The Copper Kingdom refers to the area of Amlwch on Anglesey, North Wales which once had the largest copper mine in the world. After the mines became exhausted, Amlwch port developed its own thriving ship-building industry, launching vessels famous for their speed and beautiful lines. Today The Sail Loft Visitor Centre houses an exhibition of Amlwch's world renowned ship-building heritage. There are also many other original buildings to explore, like the Copper Bins, the Watch House and the Workshop Chimneys. The Port itself is a wonderful place in which to simply relax and watch the activity in the harbour. It is possible for blue badge holders to park on the quay opposite the attraction. Access is then fairly easy although if the raised metal strip proves a problem to negotiate helpers will open the exit door for you. Inside there is a small information point and shop and from here it leads into the museum itself. There is a small video room and this can accommodate a wheelchai;r also there are a variety of tactile elements and interactive displays. The adjacent cafe is up a slope and once there you will need a strong assistant as it requires a lot of muscle power to get you into it, however once inside it is pleasant and quirky as the floor sloped away from the door to the end of the building, we are informed that this was formerly the sail makers shed. This attraction is suitable for both young and old and we found the staff to be extremely helpful and friendly.
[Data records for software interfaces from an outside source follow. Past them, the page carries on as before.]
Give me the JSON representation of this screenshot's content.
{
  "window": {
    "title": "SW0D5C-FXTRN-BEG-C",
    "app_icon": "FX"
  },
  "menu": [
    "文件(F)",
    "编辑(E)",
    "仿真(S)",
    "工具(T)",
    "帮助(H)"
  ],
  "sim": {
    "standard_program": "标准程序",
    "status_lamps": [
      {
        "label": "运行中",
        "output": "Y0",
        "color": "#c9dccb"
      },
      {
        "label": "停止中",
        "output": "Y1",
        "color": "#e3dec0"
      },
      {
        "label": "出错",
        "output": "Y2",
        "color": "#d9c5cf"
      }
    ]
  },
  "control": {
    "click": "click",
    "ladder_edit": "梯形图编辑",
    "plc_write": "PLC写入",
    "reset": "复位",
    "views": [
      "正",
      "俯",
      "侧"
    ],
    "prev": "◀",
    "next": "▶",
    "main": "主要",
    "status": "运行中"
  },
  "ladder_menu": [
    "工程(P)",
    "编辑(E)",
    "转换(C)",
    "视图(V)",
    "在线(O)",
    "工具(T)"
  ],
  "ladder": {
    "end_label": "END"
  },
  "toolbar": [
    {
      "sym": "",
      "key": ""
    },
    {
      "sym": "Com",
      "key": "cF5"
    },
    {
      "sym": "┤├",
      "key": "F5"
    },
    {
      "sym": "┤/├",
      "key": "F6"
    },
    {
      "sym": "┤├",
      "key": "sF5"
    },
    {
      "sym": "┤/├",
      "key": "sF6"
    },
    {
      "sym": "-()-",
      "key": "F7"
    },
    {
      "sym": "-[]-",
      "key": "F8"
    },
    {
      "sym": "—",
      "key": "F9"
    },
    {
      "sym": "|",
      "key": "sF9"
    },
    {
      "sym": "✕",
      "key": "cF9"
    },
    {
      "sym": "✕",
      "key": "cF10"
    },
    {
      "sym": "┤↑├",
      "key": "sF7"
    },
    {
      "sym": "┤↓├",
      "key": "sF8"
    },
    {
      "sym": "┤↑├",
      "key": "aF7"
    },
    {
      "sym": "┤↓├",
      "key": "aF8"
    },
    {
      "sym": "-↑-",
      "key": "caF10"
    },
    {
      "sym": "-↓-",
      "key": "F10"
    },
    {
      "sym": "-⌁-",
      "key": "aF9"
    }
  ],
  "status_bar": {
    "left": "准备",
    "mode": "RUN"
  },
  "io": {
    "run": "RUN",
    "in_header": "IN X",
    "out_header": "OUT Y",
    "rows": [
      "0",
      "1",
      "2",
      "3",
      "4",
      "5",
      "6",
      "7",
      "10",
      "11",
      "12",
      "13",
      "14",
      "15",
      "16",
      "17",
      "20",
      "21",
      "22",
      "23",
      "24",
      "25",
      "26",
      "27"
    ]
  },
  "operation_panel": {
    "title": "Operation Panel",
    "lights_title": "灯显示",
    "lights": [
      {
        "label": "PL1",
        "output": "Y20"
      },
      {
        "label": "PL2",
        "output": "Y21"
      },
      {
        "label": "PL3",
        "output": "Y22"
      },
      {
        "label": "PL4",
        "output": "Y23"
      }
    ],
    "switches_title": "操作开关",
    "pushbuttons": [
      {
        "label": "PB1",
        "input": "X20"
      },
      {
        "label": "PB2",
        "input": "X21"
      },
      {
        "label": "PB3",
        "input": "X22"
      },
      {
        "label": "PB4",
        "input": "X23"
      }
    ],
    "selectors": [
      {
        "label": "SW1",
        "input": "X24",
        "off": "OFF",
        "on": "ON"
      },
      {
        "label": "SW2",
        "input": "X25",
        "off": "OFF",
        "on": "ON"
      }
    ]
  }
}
Hard surfaced car park. Level/ramped wheelchair access to entrance. Level/ramped wheelchair access into venue. Concessionary fee for carer. Easy access around ground floor/area of site. Wheelchair access to other floors. Lift controls at accessible height (Buttons also in Braille). Wheelchair accessible toilet. Grab rails in toilet. Easy access to wash basin and easy access to hand dryer/towels. Wheelchair turning space in accessible toilet. Room for carer/carers in accessible toilet. Level/ramped access to shop. Level/ramped access to cafe/tearoom. Sufficient wheelchair access to tables. Assistance dogs welcome. Hearing loop available. Special access to exhibits for visually impaired. Wheelchair access to interactive exhibits.
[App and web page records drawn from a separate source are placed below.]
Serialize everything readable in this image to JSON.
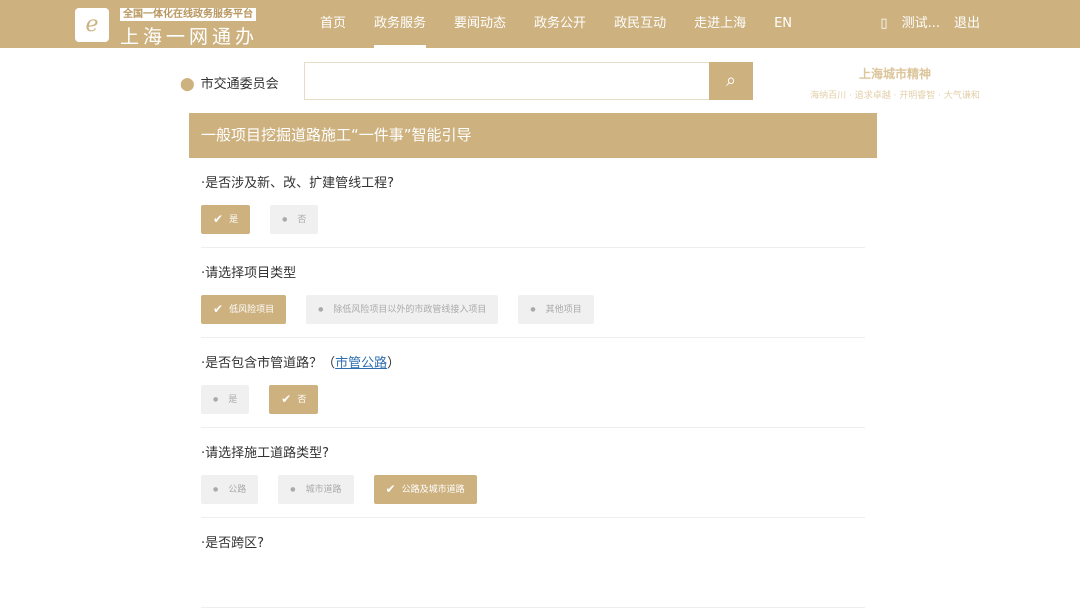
{
  "header": {
    "slogan": "全国一体化在线政务服务平台",
    "brand": "上海一网通办",
    "nav": [
      "首页",
      "政务服务",
      "要闻动态",
      "政务公开",
      "政民互动",
      "走进上海",
      "EN"
    ],
    "active": 1,
    "user": "测试...",
    "logout": "退出"
  },
  "search": {
    "location": "市交通委员会",
    "placeholder": ""
  },
  "spirit": {
    "title": "上海城市精神",
    "subtitle": "海纳百川 · 追求卓越 · 开明睿智 · 大气谦和"
  },
  "panel": {
    "title": "一般项目挖掘道路施工“一件事”智能引导",
    "questions": [
      {
        "label": "·是否涉及新、改、扩建管线工程?",
        "options": [
          {
            "text": "是",
            "selected": true
          },
          {
            "text": "否",
            "selected": false
          }
        ]
      },
      {
        "label": "·请选择项目类型",
        "options": [
          {
            "text": "低风险项目",
            "selected": true
          },
          {
            "text": "除低风险项目以外的市政管线接入项目",
            "selected": false
          },
          {
            "text": "其他项目",
            "selected": false
          }
        ]
      },
      {
        "label": "·是否包含市管道路？（",
        "link": "市管公路",
        "suffix": "）",
        "options": [
          {
            "text": "是",
            "selected": false
          },
          {
            "text": "否",
            "selected": true
          }
        ]
      },
      {
        "label": "·请选择施工道路类型?",
        "options": [
          {
            "text": "公路",
            "selected": false
          },
          {
            "text": "城市道路",
            "selected": false
          },
          {
            "text": "公路及城市道路",
            "selected": true
          }
        ]
      },
      {
        "label": "·是否跨区?",
        "options": []
      }
    ]
  }
}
Location : The Copper Kingdom / The Old Sail Loft, Ymddiriedolaeth Ddiwydiannol / Porth Amlwch, Ynys Môn, Anglesey/Sir Fon LL68 9DB
Transport : Valley (National Rail) then bus . Bus Routes : 31 and 61 stop near by.
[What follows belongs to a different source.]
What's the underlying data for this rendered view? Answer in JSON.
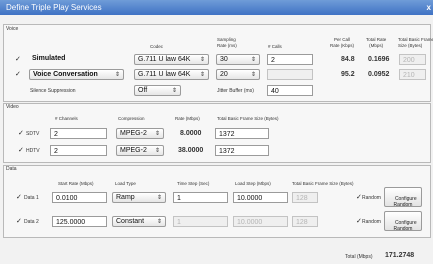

Opening Times : Tuesday to Sunday + Bank Holidays 10:30 to 17:00
Tickets : Adults £5.50; Children £4.25; Concessions £4.75
Tel : 01248 725700